I have also to request that you will obtain the approval of the Department for my action in allowing them to have the homesteads on the west of Tshp. 39 Rg. 7 – viz: one ¼ of Sec. 30. – all of 20 – 18 – and 6 -. Being on the spot and seeing the necessity of adding these to the first village. … A full list of names with homesteads allotted to each, will be sent you as soon as possible.
Those men who have come into this Colony from Yorkton, are delighted.
McCreary passed along this information to Pedley in Ottawa in a letter dated September 1.
You will observe that he [Mr. Copland] is making very satisfactory arrangements, and I think, while this will be a very small colony, they will get along all right. …

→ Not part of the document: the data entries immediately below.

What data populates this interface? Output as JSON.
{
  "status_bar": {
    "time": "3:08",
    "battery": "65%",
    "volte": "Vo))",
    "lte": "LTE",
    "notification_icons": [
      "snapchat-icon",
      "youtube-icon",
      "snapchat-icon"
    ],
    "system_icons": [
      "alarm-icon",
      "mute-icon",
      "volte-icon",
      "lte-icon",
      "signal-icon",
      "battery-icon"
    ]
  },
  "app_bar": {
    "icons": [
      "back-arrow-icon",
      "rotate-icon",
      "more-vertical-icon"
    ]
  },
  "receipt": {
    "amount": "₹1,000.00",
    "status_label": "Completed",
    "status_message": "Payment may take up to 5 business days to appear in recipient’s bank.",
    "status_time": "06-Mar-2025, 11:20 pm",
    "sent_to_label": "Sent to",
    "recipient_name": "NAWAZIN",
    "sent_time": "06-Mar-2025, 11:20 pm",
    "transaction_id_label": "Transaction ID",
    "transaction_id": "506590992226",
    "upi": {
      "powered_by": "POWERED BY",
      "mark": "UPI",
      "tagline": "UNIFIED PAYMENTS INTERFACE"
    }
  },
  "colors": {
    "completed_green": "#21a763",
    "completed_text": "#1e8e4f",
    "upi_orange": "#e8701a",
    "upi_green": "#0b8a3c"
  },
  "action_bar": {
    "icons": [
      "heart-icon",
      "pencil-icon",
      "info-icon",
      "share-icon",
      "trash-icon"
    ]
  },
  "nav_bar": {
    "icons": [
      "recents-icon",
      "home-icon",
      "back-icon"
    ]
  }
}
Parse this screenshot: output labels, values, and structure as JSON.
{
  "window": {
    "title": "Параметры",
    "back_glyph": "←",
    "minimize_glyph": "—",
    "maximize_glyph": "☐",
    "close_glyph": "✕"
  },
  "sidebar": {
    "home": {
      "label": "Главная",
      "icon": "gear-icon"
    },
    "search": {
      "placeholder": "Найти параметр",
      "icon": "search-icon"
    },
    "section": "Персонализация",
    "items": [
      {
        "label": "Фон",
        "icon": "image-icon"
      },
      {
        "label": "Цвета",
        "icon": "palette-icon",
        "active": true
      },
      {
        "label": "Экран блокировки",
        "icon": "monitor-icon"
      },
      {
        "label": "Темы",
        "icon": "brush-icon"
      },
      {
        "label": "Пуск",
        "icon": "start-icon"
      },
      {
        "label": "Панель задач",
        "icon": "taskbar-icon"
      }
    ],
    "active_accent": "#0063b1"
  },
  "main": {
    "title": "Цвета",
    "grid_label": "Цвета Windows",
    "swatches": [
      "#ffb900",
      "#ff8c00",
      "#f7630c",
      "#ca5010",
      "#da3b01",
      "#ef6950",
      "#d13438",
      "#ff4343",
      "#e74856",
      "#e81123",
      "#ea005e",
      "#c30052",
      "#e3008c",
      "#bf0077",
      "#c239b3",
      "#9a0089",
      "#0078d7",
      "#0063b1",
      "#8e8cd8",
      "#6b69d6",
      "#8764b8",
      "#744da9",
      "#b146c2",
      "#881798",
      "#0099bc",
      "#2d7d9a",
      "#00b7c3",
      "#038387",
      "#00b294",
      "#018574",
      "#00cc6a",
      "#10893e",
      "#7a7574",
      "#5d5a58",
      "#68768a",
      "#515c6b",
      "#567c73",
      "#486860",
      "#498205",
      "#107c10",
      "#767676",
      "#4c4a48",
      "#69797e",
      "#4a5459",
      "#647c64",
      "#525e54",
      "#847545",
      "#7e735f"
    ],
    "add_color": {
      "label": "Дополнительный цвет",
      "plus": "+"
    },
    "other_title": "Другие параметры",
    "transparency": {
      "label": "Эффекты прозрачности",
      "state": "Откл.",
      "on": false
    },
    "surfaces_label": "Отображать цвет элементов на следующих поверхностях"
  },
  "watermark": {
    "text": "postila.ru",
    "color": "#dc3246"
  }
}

… Mr. Morrison … whom I have had for the last month at Duck Lake locating the large colony on the north side of the Saskatchewan returned this morning … They succeeded in getting most of the people across the River and about one half of their baggage, when the ferry broke away with the high water, and as but little could be done at present to complete the work, they returned.
There has been a great deal of trouble with these people; … each one wanting the same quarter-section, and the only way it could be settled was by drawing lots, and even then come of them would not abide by the land given them in this way – so that Mr. Morrison had to use a great deaf of diplomacy to get them settled at all.
It is difficult at present to state when the ferry will be replaced, as I understand the cable is buried in eight or ten feet of sand, and it will be useless for me to make a definite report until the matter has been finally adjusted…
In his yearly Report dated December 31, 1899, the Winnipeg Commissioner, W. F. McCreary said nothing at all of the turmoil involved in moving the Doukhobors across Canada, dismissing the difficulties by saying merely, “Public sympathy and attention have been so largely attracted by the settlement of this people … that little need be said … save as to their settlement.”
McCreary said the first group of 2,078 “souls” arrived January 27, 1899, followed by 1,973 in February; in May, 1,136 came, and July saw 2,335. Four more arrived in September and one in December. But his times and figures are inconsistent, as later in his report he speaks of the May group as the one which arrived in June. He reported the numbers variously as “7,427 souls”, and “7.354”; whereas if the above numbers are added up they come to 7,527. “There is thus,” McCreary concluded,
with some reasonable allowance for error, a total population of 7,354 souls, living in 795 houses, comprising 57 villages, and who, averaging 5 to a family, are settled on some 1,500 homesteads of 160 acres each.
The lands they have settled are fruitful, sufficient water is found in rivers, creeks, springs and wells, and the people are generally contented and satisfied with their prospects in their new home.
This article originally appeared in the pages of Saskatchewan History, an award-winning magazine dedicated to encouraging both readers and writers to explore the province’s history. Published by the Saskatchewan Archives since 1948, it is the pre-eminent source of information and narration about Saskatchewan’s unique heritage. For more information, visit Saskatchewan History online at: http://www.saskarchives.com/web/history.html.